His workshop was on making pollen substitute. He began feeding his hives pollen substitute because in the last couple of years he had lost a number of hives and attributed this to their being weak and in need of more nutrition.
He said that the biggest problem in the south with feeding pollen substitute to the bees is the small hive beetle. The SHB has a breeding cycle of about 21 days, similar to the honeybee.
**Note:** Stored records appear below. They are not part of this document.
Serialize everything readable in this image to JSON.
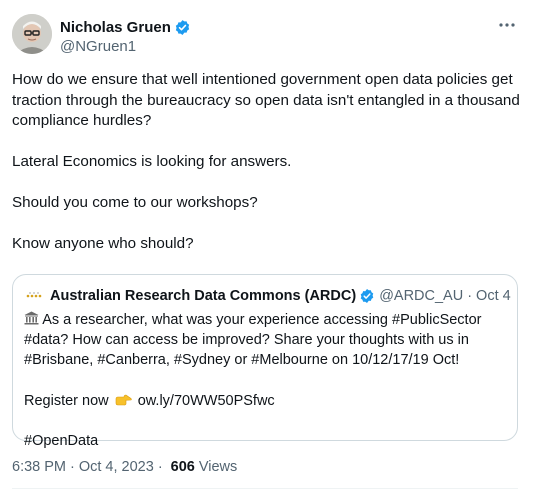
{
  "author": {
    "display_name": "Nicholas Gruen",
    "handle": "@NGruen1",
    "avatar_icon": "profile-avatar-glasses",
    "verified_icon": "verified-badge-icon"
  },
  "tweet": {
    "text": "How do we ensure that well intentioned government open data policies get traction through the bureaucracy so open data isn't entangled in a thousand compliance hurdles?\n\nLateral Economics is looking for answers.\n\nShould you come to our workshops?\n\nKnow anyone who should?"
  },
  "quote": {
    "display_name": "Australian Research Data Commons (ARDC)",
    "handle": "@ARDC_AU",
    "separator": "·",
    "date": "Oct 4",
    "body_line1": "As a researcher, what was your experience accessing #PublicSector #data? How can access be improved? Share your thoughts with us in #Brisbane, #Canberra, #Sydney or #Melbourne on 10/12/17/19 Oct!",
    "register_label": "Register now",
    "register_link": "ow.ly/70WW50PSfwc",
    "hashtag": "#OpenData"
  },
  "meta": {
    "time": "6:38 PM",
    "dot1": "·",
    "date": "Oct 4, 2023",
    "dot2": "·",
    "views_count": "606",
    "views_label": "Views"
  },
  "colors": {
    "text_primary": "#0f1419",
    "text_secondary": "#536471",
    "verified_blue": "#1d9bf0",
    "border": "#cfd9de"
  }
}
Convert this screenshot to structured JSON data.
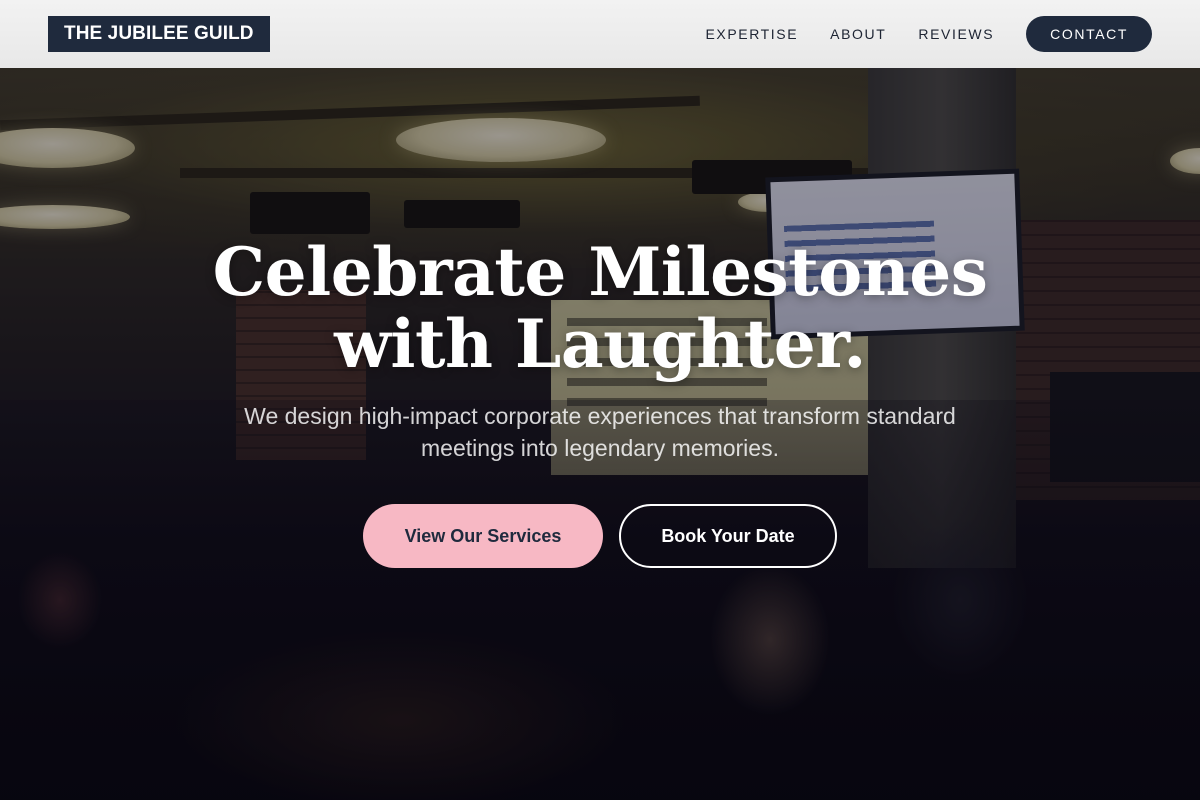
{
  "header": {
    "logo_text": "THE JUBILEE GUILD",
    "nav": [
      {
        "label": "EXPERTISE"
      },
      {
        "label": "ABOUT"
      },
      {
        "label": "REVIEWS"
      }
    ],
    "cta_label": "CONTACT"
  },
  "hero": {
    "headline_line1": "Celebrate Milestones",
    "headline_line2": "with Laughter.",
    "subtitle": "We design high-impact corporate experiences that transform standard meetings into legendary memories.",
    "primary_button": "View Our Services",
    "secondary_button": "Book Your Date"
  },
  "colors": {
    "brand_navy": "#1f2a3d",
    "accent_pink": "#f7b8c4",
    "header_bg": "#eeeeee"
  }
}
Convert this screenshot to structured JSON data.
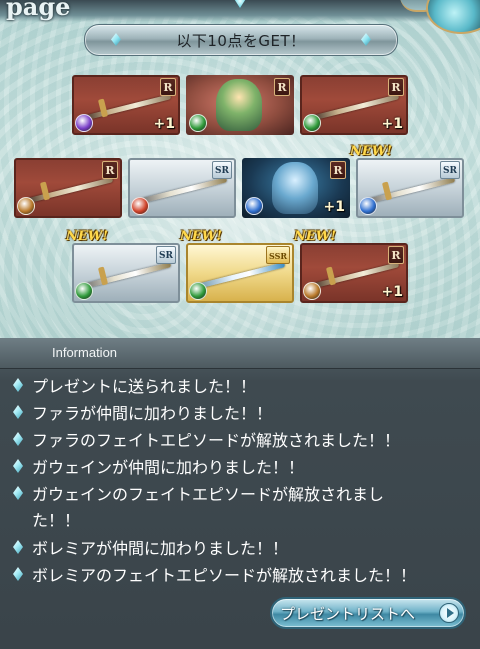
{
  "header": {
    "page_label": "page",
    "get_banner": "以下10点をGET！"
  },
  "items": [
    {
      "rarity": "R",
      "kind": "weapon",
      "element": "dark",
      "element_color": "#7a3fc8",
      "plus": "+1",
      "new": ""
    },
    {
      "rarity": "R",
      "kind": "character",
      "element": "wind",
      "element_color": "#2f9a3a",
      "plus": "",
      "new": ""
    },
    {
      "rarity": "R",
      "kind": "weapon",
      "element": "wind",
      "element_color": "#2f9a3a",
      "plus": "+1",
      "new": ""
    },
    {
      "rarity": "R",
      "kind": "weapon",
      "element": "earth",
      "element_color": "#b9792a",
      "plus": "",
      "new": ""
    },
    {
      "rarity": "SR",
      "kind": "weapon",
      "element": "fire",
      "element_color": "#d0432a",
      "plus": "",
      "new": ""
    },
    {
      "rarity": "R",
      "kind": "character",
      "element": "water",
      "element_color": "#2f6fd0",
      "plus": "+1",
      "new": ""
    },
    {
      "rarity": "SR",
      "kind": "weapon",
      "element": "water",
      "element_color": "#2f6fd0",
      "plus": "",
      "new": "NEW!"
    },
    {
      "rarity": "SR",
      "kind": "weapon",
      "element": "wind",
      "element_color": "#2f9a3a",
      "plus": "",
      "new": "NEW!"
    },
    {
      "rarity": "SSR",
      "kind": "weapon",
      "element": "wind",
      "element_color": "#2f9a3a",
      "plus": "",
      "new": "NEW!"
    },
    {
      "rarity": "R",
      "kind": "weapon",
      "element": "earth",
      "element_color": "#b9792a",
      "plus": "+1",
      "new": "NEW!"
    }
  ],
  "information": {
    "title": "Information",
    "messages": [
      "プレゼントに送られました！！",
      "ファラが仲間に加わりました！！",
      "ファラのフェイトエピソードが解放されました！！",
      "ガウェインが仲間に加わりました！！",
      "ガウェインのフェイトエピソードが解放されまし",
      "ボレミアが仲間に加わりました！！",
      "ボレミアのフェイトエピソードが解放されました！！"
    ],
    "message_continuation": "た！！"
  },
  "present_button": {
    "label": "プレゼントリストへ",
    "icon": "arrow-right-circle-icon"
  }
}
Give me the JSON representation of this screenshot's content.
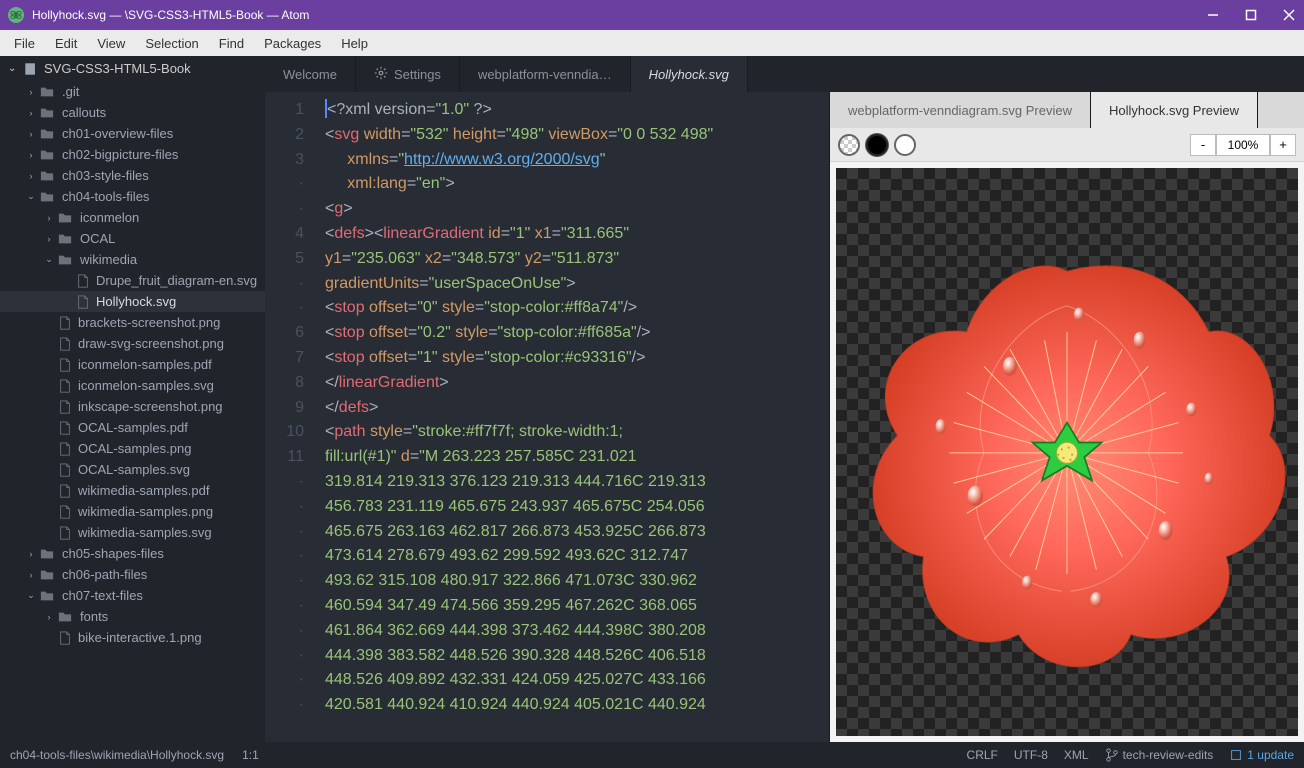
{
  "window": {
    "title": "Hollyhock.svg —                                                             \\SVG-CSS3-HTML5-Book — Atom"
  },
  "menu": [
    "File",
    "Edit",
    "View",
    "Selection",
    "Find",
    "Packages",
    "Help"
  ],
  "tree": {
    "root": "SVG-CSS3-HTML5-Book",
    "items": [
      {
        "indent": 1,
        "chev": "›",
        "type": "folder",
        "label": ".git"
      },
      {
        "indent": 1,
        "chev": "›",
        "type": "folder",
        "label": "callouts"
      },
      {
        "indent": 1,
        "chev": "›",
        "type": "folder",
        "label": "ch01-overview-files"
      },
      {
        "indent": 1,
        "chev": "›",
        "type": "folder",
        "label": "ch02-bigpicture-files"
      },
      {
        "indent": 1,
        "chev": "›",
        "type": "folder",
        "label": "ch03-style-files"
      },
      {
        "indent": 1,
        "chev": "⌄",
        "type": "folder",
        "label": "ch04-tools-files"
      },
      {
        "indent": 2,
        "chev": "›",
        "type": "folder",
        "label": "iconmelon"
      },
      {
        "indent": 2,
        "chev": "›",
        "type": "folder",
        "label": "OCAL"
      },
      {
        "indent": 2,
        "chev": "⌄",
        "type": "folder",
        "label": "wikimedia"
      },
      {
        "indent": 3,
        "chev": "",
        "type": "file",
        "label": "Drupe_fruit_diagram-en.svg"
      },
      {
        "indent": 3,
        "chev": "",
        "type": "file",
        "label": "Hollyhock.svg",
        "selected": true
      },
      {
        "indent": 2,
        "chev": "",
        "type": "file",
        "label": "brackets-screenshot.png"
      },
      {
        "indent": 2,
        "chev": "",
        "type": "file",
        "label": "draw-svg-screenshot.png"
      },
      {
        "indent": 2,
        "chev": "",
        "type": "file",
        "label": "iconmelon-samples.pdf"
      },
      {
        "indent": 2,
        "chev": "",
        "type": "file",
        "label": "iconmelon-samples.svg"
      },
      {
        "indent": 2,
        "chev": "",
        "type": "file",
        "label": "inkscape-screenshot.png"
      },
      {
        "indent": 2,
        "chev": "",
        "type": "file",
        "label": "OCAL-samples.pdf"
      },
      {
        "indent": 2,
        "chev": "",
        "type": "file",
        "label": "OCAL-samples.png"
      },
      {
        "indent": 2,
        "chev": "",
        "type": "file",
        "label": "OCAL-samples.svg"
      },
      {
        "indent": 2,
        "chev": "",
        "type": "file",
        "label": "wikimedia-samples.pdf"
      },
      {
        "indent": 2,
        "chev": "",
        "type": "file",
        "label": "wikimedia-samples.png"
      },
      {
        "indent": 2,
        "chev": "",
        "type": "file",
        "label": "wikimedia-samples.svg"
      },
      {
        "indent": 1,
        "chev": "›",
        "type": "folder",
        "label": "ch05-shapes-files"
      },
      {
        "indent": 1,
        "chev": "›",
        "type": "folder",
        "label": "ch06-path-files"
      },
      {
        "indent": 1,
        "chev": "⌄",
        "type": "folder",
        "label": "ch07-text-files"
      },
      {
        "indent": 2,
        "chev": "›",
        "type": "folder",
        "label": "fonts"
      },
      {
        "indent": 2,
        "chev": "",
        "type": "file",
        "label": "bike-interactive.1.png"
      }
    ]
  },
  "tabs": [
    {
      "label": "Welcome",
      "active": false,
      "icon": ""
    },
    {
      "label": "Settings",
      "active": false,
      "icon": "gear"
    },
    {
      "label": "webplatform-venndia…",
      "active": false,
      "icon": ""
    },
    {
      "label": "Hollyhock.svg",
      "active": true,
      "italic": true,
      "icon": ""
    },
    {
      "label": "webplatform-venndiagram.svg Preview",
      "active": false,
      "icon": "",
      "pane": "right"
    },
    {
      "label": "Hollyhock.svg Preview",
      "active": false,
      "preview_active": true,
      "icon": "",
      "pane": "right"
    }
  ],
  "gutter": [
    "1",
    "2",
    "3",
    "·",
    "·",
    "4",
    "5",
    "·",
    "·",
    "6",
    "7",
    "8",
    "9",
    "10",
    "11",
    "·",
    "·",
    "·",
    "·",
    "·",
    "·",
    "·",
    "·",
    "·",
    "·"
  ],
  "code_lines": [
    [
      {
        "c": "tok-punc",
        "t": "<?"
      },
      {
        "c": "tok-pi",
        "t": "xml version"
      },
      {
        "c": "tok-punc",
        "t": "="
      },
      {
        "c": "tok-str",
        "t": "\"1.0\""
      },
      {
        "c": "tok-punc",
        "t": " ?>"
      }
    ],
    [
      {
        "c": "tok-punc",
        "t": "<"
      },
      {
        "c": "tok-tag",
        "t": "svg"
      },
      {
        "c": "",
        "t": " "
      },
      {
        "c": "tok-attr",
        "t": "width"
      },
      {
        "c": "tok-punc",
        "t": "="
      },
      {
        "c": "tok-str",
        "t": "\"532\""
      },
      {
        "c": "",
        "t": " "
      },
      {
        "c": "tok-attr",
        "t": "height"
      },
      {
        "c": "tok-punc",
        "t": "="
      },
      {
        "c": "tok-str",
        "t": "\"498\""
      },
      {
        "c": "",
        "t": " "
      },
      {
        "c": "tok-attr",
        "t": "viewBox"
      },
      {
        "c": "tok-punc",
        "t": "="
      },
      {
        "c": "tok-str",
        "t": "\"0 0 532 498\""
      }
    ],
    [
      {
        "c": "",
        "t": "     "
      },
      {
        "c": "tok-attr",
        "t": "xmlns"
      },
      {
        "c": "tok-punc",
        "t": "="
      },
      {
        "c": "tok-str",
        "t": "\""
      },
      {
        "c": "tok-url",
        "t": "http://www.w3.org/2000/svg"
      },
      {
        "c": "tok-str",
        "t": "\""
      }
    ],
    [
      {
        "c": "",
        "t": "     "
      },
      {
        "c": "tok-attr",
        "t": "xml:lang"
      },
      {
        "c": "tok-punc",
        "t": "="
      },
      {
        "c": "tok-str",
        "t": "\"en\""
      },
      {
        "c": "tok-punc",
        "t": ">"
      }
    ],
    [
      {
        "c": "tok-punc",
        "t": "<"
      },
      {
        "c": "tok-tag",
        "t": "g"
      },
      {
        "c": "tok-punc",
        "t": ">"
      }
    ],
    [
      {
        "c": "tok-punc",
        "t": "<"
      },
      {
        "c": "tok-tag",
        "t": "defs"
      },
      {
        "c": "tok-punc",
        "t": "><"
      },
      {
        "c": "tok-tag",
        "t": "linearGradient"
      },
      {
        "c": "",
        "t": " "
      },
      {
        "c": "tok-attr",
        "t": "id"
      },
      {
        "c": "tok-punc",
        "t": "="
      },
      {
        "c": "tok-str",
        "t": "\"1\""
      },
      {
        "c": "",
        "t": " "
      },
      {
        "c": "tok-attr",
        "t": "x1"
      },
      {
        "c": "tok-punc",
        "t": "="
      },
      {
        "c": "tok-str",
        "t": "\"311.665\""
      }
    ],
    [
      {
        "c": "tok-attr",
        "t": "y1"
      },
      {
        "c": "tok-punc",
        "t": "="
      },
      {
        "c": "tok-str",
        "t": "\"235.063\""
      },
      {
        "c": "",
        "t": " "
      },
      {
        "c": "tok-attr",
        "t": "x2"
      },
      {
        "c": "tok-punc",
        "t": "="
      },
      {
        "c": "tok-str",
        "t": "\"348.573\""
      },
      {
        "c": "",
        "t": " "
      },
      {
        "c": "tok-attr",
        "t": "y2"
      },
      {
        "c": "tok-punc",
        "t": "="
      },
      {
        "c": "tok-str",
        "t": "\"511.873\""
      }
    ],
    [
      {
        "c": "tok-attr",
        "t": "gradientUnits"
      },
      {
        "c": "tok-punc",
        "t": "="
      },
      {
        "c": "tok-str",
        "t": "\"userSpaceOnUse\""
      },
      {
        "c": "tok-punc",
        "t": ">"
      }
    ],
    [
      {
        "c": "tok-punc",
        "t": "<"
      },
      {
        "c": "tok-tag",
        "t": "stop"
      },
      {
        "c": "",
        "t": " "
      },
      {
        "c": "tok-attr",
        "t": "offset"
      },
      {
        "c": "tok-punc",
        "t": "="
      },
      {
        "c": "tok-str",
        "t": "\"0\""
      },
      {
        "c": "",
        "t": " "
      },
      {
        "c": "tok-attr",
        "t": "style"
      },
      {
        "c": "tok-punc",
        "t": "="
      },
      {
        "c": "tok-str",
        "t": "\"stop-color:#ff8a74\""
      },
      {
        "c": "tok-punc",
        "t": "/>"
      }
    ],
    [
      {
        "c": "tok-punc",
        "t": "<"
      },
      {
        "c": "tok-tag",
        "t": "stop"
      },
      {
        "c": "",
        "t": " "
      },
      {
        "c": "tok-attr",
        "t": "offset"
      },
      {
        "c": "tok-punc",
        "t": "="
      },
      {
        "c": "tok-str",
        "t": "\"0.2\""
      },
      {
        "c": "",
        "t": " "
      },
      {
        "c": "tok-attr",
        "t": "style"
      },
      {
        "c": "tok-punc",
        "t": "="
      },
      {
        "c": "tok-str",
        "t": "\"stop-color:#ff685a\""
      },
      {
        "c": "tok-punc",
        "t": "/>"
      }
    ],
    [
      {
        "c": "tok-punc",
        "t": "<"
      },
      {
        "c": "tok-tag",
        "t": "stop"
      },
      {
        "c": "",
        "t": " "
      },
      {
        "c": "tok-attr",
        "t": "offset"
      },
      {
        "c": "tok-punc",
        "t": "="
      },
      {
        "c": "tok-str",
        "t": "\"1\""
      },
      {
        "c": "",
        "t": " "
      },
      {
        "c": "tok-attr",
        "t": "style"
      },
      {
        "c": "tok-punc",
        "t": "="
      },
      {
        "c": "tok-str",
        "t": "\"stop-color:#c93316\""
      },
      {
        "c": "tok-punc",
        "t": "/>"
      }
    ],
    [
      {
        "c": "tok-punc",
        "t": "</"
      },
      {
        "c": "tok-tag",
        "t": "linearGradient"
      },
      {
        "c": "tok-punc",
        "t": ">"
      }
    ],
    [
      {
        "c": "tok-punc",
        "t": "</"
      },
      {
        "c": "tok-tag",
        "t": "defs"
      },
      {
        "c": "tok-punc",
        "t": ">"
      }
    ],
    [
      {
        "c": "tok-punc",
        "t": "<"
      },
      {
        "c": "tok-tag",
        "t": "path"
      },
      {
        "c": "",
        "t": " "
      },
      {
        "c": "tok-attr",
        "t": "style"
      },
      {
        "c": "tok-punc",
        "t": "="
      },
      {
        "c": "tok-str",
        "t": "\"stroke:#ff7f7f; stroke-width:1;"
      }
    ],
    [
      {
        "c": "tok-str",
        "t": "fill:url(#1)\""
      },
      {
        "c": "",
        "t": " "
      },
      {
        "c": "tok-attr",
        "t": "d"
      },
      {
        "c": "tok-punc",
        "t": "="
      },
      {
        "c": "tok-str",
        "t": "\"M 263.223 257.585C 231.021"
      }
    ],
    [
      {
        "c": "tok-num",
        "t": "319.814 219.313 376.123 219.313 444.716C 219.313"
      }
    ],
    [
      {
        "c": "tok-num",
        "t": "456.783 231.119 465.675 243.937 465.675C 254.056"
      }
    ],
    [
      {
        "c": "tok-num",
        "t": "465.675 263.163 462.817 266.873 453.925C 266.873"
      }
    ],
    [
      {
        "c": "tok-num",
        "t": "473.614 278.679 493.62 299.592 493.62C 312.747"
      }
    ],
    [
      {
        "c": "tok-num",
        "t": "493.62 315.108 480.917 322.866 471.073C 330.962"
      }
    ],
    [
      {
        "c": "tok-num",
        "t": "460.594 347.49 474.566 359.295 467.262C 368.065"
      }
    ],
    [
      {
        "c": "tok-num",
        "t": "461.864 362.669 444.398 373.462 444.398C 380.208"
      }
    ],
    [
      {
        "c": "tok-num",
        "t": "444.398 383.582 448.526 390.328 448.526C 406.518"
      }
    ],
    [
      {
        "c": "tok-num",
        "t": "448.526 409.892 432.331 424.059 425.027C 433.166"
      }
    ],
    [
      {
        "c": "tok-num",
        "t": "420.581 440.924 410.924 440.924 405.021C 440.924"
      }
    ]
  ],
  "preview": {
    "zoom_minus": "-",
    "zoom_value": "100%",
    "zoom_plus": "+"
  },
  "status": {
    "path": "ch04-tools-files\\wikimedia\\Hollyhock.svg",
    "pos": "1:1",
    "eol": "CRLF",
    "enc": "UTF-8",
    "lang": "XML",
    "branch": "tech-review-edits",
    "updates": "1 update"
  }
}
So his reasoning is that if you put a pollen substitute patty on the hive, the bees should consume it within 5 - 7 days to avoid it being a constant food source for SHB to use for their young.
The pollen substitute patty is placed on the hive about 2 inches above the brood to allow ease of reach for the bees.
Here's his recipe:
1/2 bag of Megabee
10 lb dry sugar
1 cup canola oil
24 lb corn syrup or 2:1 sugar syrup
He adds the oil to the syrup and then puts the wet ingredients in the dry ingredients. He uses a masonry hoe to mix these things in a large vat - I didn't get a picture on the slideshow of the mixing but it looked like making bread on a very large scale. It takes him about 4 minutes to mix the whole thing up.
He greases the bucket that holds the finished 54 pound mix with some oil poured in the bucket and then swiped around with a paper towel - just like you would oil the pan for bread to use to rise.
I tasted the patty and it was really good. The Megabee has a citrus flavor and it looks like ginger bread with a citrus taste before it is baked. This was the most fun of all the talks and workshops I attended. Greg is practical and funny in his presentation.
Here are the slides. Click on the picture to see the whole show enlarged and with explanatory captions:
|Making pollen patties|